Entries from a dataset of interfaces
[Start of section]
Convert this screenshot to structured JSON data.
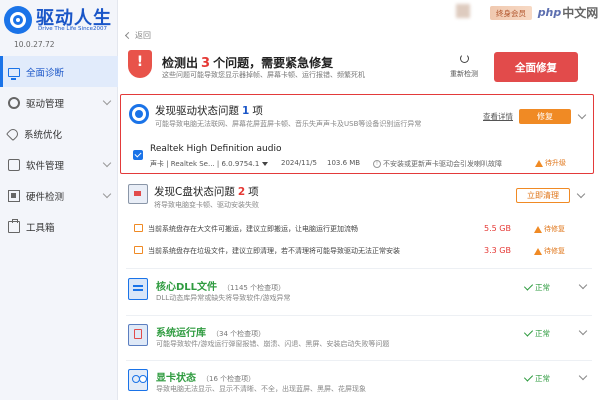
{
  "app": {
    "title": "驱动人生",
    "slogan": "Drive The Life Since2007",
    "version": "10.0.27.72"
  },
  "sidebar": {
    "items": [
      {
        "label": "全面诊断",
        "icon": "monitor-icon",
        "active": true
      },
      {
        "label": "驱动管理",
        "icon": "gear-icon",
        "expandable": true
      },
      {
        "label": "系统优化",
        "icon": "rocket-icon"
      },
      {
        "label": "软件管理",
        "icon": "box-icon",
        "expandable": true
      },
      {
        "label": "硬件检测",
        "icon": "chip-icon",
        "expandable": true
      },
      {
        "label": "工具箱",
        "icon": "toolbox-icon"
      }
    ]
  },
  "topbar": {
    "member_label": "终身会员",
    "watermark_php": "php",
    "watermark_text": "中文网"
  },
  "back_label": "返回",
  "alert": {
    "title_prefix": "检测出",
    "count": "3",
    "title_suffix": "个问题，需要紧急修复",
    "description": "这些问题可能导致您显示器掉帧、屏幕卡顿、运行报错、频繁死机",
    "refresh_label": "重新检测",
    "repair_all_label": "全面修复"
  },
  "driver_section": {
    "title_prefix": "发现驱动状态问题",
    "count": "1",
    "title_suffix": "项",
    "description": "可能导致电脑无法联网、屏幕花屏蓝屏卡顿、音乐失声声卡及USB等设备识别运行异常",
    "detail_link": "查看详情",
    "repair_label": "修复",
    "driver": {
      "name": "Realtek High Definition audio",
      "meta": "声卡 | Realtek Se... | 6.0.9754.1",
      "date": "2024/11/5",
      "size": "103.6 MB",
      "warning": "不安装或更新声卡驱动会引发喇叭故障",
      "status": "待升级"
    }
  },
  "disk_section": {
    "title_prefix": "发现C盘状态问题",
    "count": "2",
    "title_suffix": "项",
    "description": "将导致电脑变卡顿、驱动安装失败",
    "clean_label": "立即清理",
    "rows": [
      {
        "text": "当前系统盘存在大文件可搬运，建议立即搬运，让电脑运行更加流畅",
        "size": "5.5 GB",
        "status": "待修复"
      },
      {
        "text": "当前系统盘存在垃圾文件，建议立即清理，若不清理将可能导致驱动无法正常安装",
        "size": "3.3 GB",
        "status": "待修复"
      }
    ]
  },
  "ok_sections": [
    {
      "title": "核心DLL文件",
      "count": "（1145 个检查项）",
      "description": "DLL动态库异常或缺失将导致软件/游戏异常",
      "status": "正常",
      "icon": "dll-file-icon"
    },
    {
      "title": "系统运行库",
      "count": "（34 个检查项）",
      "description": "可能导致软件/游戏运行弹窗报错、崩溃、闪退、黑屏、安装启动失败等问题",
      "status": "正常",
      "icon": "runtime-library-icon"
    },
    {
      "title": "显卡状态",
      "count": "（16 个检查项）",
      "description": "导致电脑无法显示、显示不清晰、不全，出现蓝屏、黑屏、花屏现象",
      "status": "正常",
      "icon": "graphics-card-icon"
    }
  ]
}
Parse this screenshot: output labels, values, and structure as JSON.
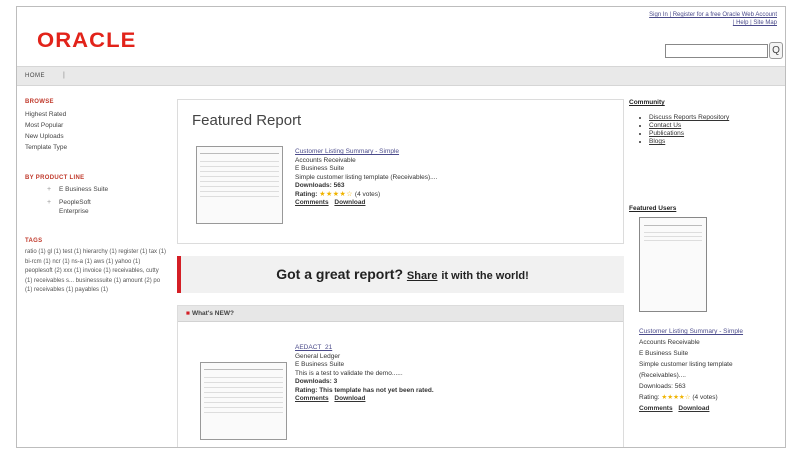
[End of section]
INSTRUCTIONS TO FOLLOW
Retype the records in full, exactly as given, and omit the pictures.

TASK RESULT
Convert this screenshot to structured JSON data.
{
  "app": {
    "title": "驱动人生",
    "slogan": "Drive The Life Since2007",
    "version": "10.0.27.72"
  },
  "sidebar": {
    "items": [
      {
        "label": "全面诊断",
        "icon": "monitor-icon",
        "active": true
      },
      {
        "label": "驱动管理",
        "icon": "gear-icon",
        "expandable": true
      },
      {
        "label": "系统优化",
        "icon": "rocket-icon"
      },
      {
        "label": "软件管理",
        "icon": "box-icon",
        "expandable": true
      },
      {
        "label": "硬件检测",
        "icon": "chip-icon",
        "expandable": true
      },
      {
        "label": "工具箱",
        "icon": "toolbox-icon"
      }
    ]
  },
  "topbar": {
    "member_label": "终身会员",
    "watermark_php": "php",
    "watermark_text": "中文网"
  },
  "back_label": "返回",
  "alert": {
    "title_prefix": "检测出",
    "count": "3",
    "title_suffix": "个问题，需要紧急修复",
    "description": "这些问题可能导致您显示器掉帧、屏幕卡顿、运行报错、频繁死机",
    "refresh_label": "重新检测",
    "repair_all_label": "全面修复"
  },
  "driver_section": {
    "title_prefix": "发现驱动状态问题",
    "count": "1",
    "title_suffix": "项",
    "description": "可能导致电脑无法联网、屏幕花屏蓝屏卡顿、音乐失声声卡及USB等设备识别运行异常",
    "detail_link": "查看详情",
    "repair_label": "修复",
    "driver": {
      "name": "Realtek High Definition audio",
      "meta": "声卡 | Realtek Se... | 6.0.9754.1",
      "date": "2024/11/5",
      "size": "103.6 MB",
      "warning": "不安装或更新声卡驱动会引发喇叭故障",
      "status": "待升级"
    }
  },
  "disk_section": {
    "title_prefix": "发现C盘状态问题",
    "count": "2",
    "title_suffix": "项",
    "description": "将导致电脑变卡顿、驱动安装失败",
    "clean_label": "立即清理",
    "rows": [
      {
        "text": "当前系统盘存在大文件可搬运，建议立即搬运，让电脑运行更加流畅",
        "size": "5.5 GB",
        "status": "待修复"
      },
      {
        "text": "当前系统盘存在垃圾文件，建议立即清理，若不清理将可能导致驱动无法正常安装",
        "size": "3.3 GB",
        "status": "待修复"
      }
    ]
  },
  "ok_sections": [
    {
      "title": "核心DLL文件",
      "count": "（1145 个检查项）",
      "description": "DLL动态库异常或缺失将导致软件/游戏异常",
      "status": "正常",
      "icon": "dll-file-icon"
    },
    {
      "title": "系统运行库",
      "count": "（34 个检查项）",
      "description": "可能导致软件/游戏运行弹窗报错、崩溃、闪退、黑屏、安装启动失败等问题",
      "status": "正常",
      "icon": "runtime-library-icon"
    },
    {
      "title": "显卡状态",
      "count": "（16 个检查项）",
      "description": "导致电脑无法显示、显示不清晰、不全，出现蓝屏、黑屏、花屏现象",
      "status": "正常",
      "icon": "graphics-card-icon"
    }
  ]
}
Parse this screenshot: output labels, values, and structure as JSON.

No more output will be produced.